The Christian life seems impossible if we think we have to do it alone or live it out by our own strength - it seems like a daunting and terrifying task - just a lot of trouble. Jesus says to us as he said to his disciples at the Last Supper, “Do not let your hearts be troubled or afraid.” The disciples thought with Christ’s impending Passion and death that they would have to face life alone. But Jesus says, “I am going away and I will come back to you.” He promises the gift of the Holy Spirit. It is not until the disciples receive the Holy Spirit at Pentecost that they believe that what Jesus says is possible. When the life of Jesus is made present in them, they believe it and can live it. That they live it often despite themselves - with all of their flaws and weaknesses - that this encounter with the Holy Spirit - the life and love of God - has changed them in ways that they could not change themselves - is the “proof” that God dwells among us. Christianity is not a human invention but the gift of God’s life to man. We know from our own experience that simply knowing the right thing to do is not enough. The right answer does not impart life or give us the strength to live it out or put it into action. Threat of punishment or promise of reward will only sustain us or motivate us so far.

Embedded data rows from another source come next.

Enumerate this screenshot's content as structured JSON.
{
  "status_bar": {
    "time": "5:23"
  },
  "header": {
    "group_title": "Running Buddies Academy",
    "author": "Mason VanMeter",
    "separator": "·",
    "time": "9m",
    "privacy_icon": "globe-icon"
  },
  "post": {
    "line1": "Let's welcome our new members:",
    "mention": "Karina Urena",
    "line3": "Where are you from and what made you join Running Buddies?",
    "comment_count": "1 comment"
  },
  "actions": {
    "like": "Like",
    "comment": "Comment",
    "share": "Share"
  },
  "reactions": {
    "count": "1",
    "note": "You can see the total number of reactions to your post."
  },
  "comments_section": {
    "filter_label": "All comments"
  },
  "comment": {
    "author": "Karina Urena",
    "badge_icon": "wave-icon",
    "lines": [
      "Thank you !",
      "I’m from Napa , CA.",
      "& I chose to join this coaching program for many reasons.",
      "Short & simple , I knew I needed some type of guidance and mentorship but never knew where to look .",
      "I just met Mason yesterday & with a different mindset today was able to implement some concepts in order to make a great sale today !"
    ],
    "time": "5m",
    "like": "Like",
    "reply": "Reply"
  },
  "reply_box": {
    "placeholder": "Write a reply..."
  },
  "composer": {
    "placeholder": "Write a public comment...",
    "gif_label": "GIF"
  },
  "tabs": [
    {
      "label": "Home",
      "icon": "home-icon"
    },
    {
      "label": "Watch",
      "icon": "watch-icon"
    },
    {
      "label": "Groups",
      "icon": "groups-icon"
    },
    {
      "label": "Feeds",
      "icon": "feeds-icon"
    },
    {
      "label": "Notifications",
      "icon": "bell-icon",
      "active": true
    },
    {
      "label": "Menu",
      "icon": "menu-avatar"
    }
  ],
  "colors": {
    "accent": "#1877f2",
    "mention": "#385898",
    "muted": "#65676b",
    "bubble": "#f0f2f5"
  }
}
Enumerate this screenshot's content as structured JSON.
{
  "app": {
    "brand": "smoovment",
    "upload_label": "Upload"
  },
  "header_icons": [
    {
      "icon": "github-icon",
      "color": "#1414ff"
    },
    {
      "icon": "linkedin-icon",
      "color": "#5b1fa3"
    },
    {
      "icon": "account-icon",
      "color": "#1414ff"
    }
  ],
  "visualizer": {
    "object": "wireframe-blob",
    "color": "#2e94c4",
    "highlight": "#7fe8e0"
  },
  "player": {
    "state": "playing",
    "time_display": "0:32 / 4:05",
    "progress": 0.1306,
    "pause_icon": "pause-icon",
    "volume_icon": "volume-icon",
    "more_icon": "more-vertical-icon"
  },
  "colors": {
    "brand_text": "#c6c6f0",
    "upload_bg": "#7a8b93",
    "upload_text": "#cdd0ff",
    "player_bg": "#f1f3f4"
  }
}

But a relationship of love is what moves us. God wants that relationship with us. May we not reduce our faith so something less than a relationship with Jesus - a person who loves us and continues to dwell among us.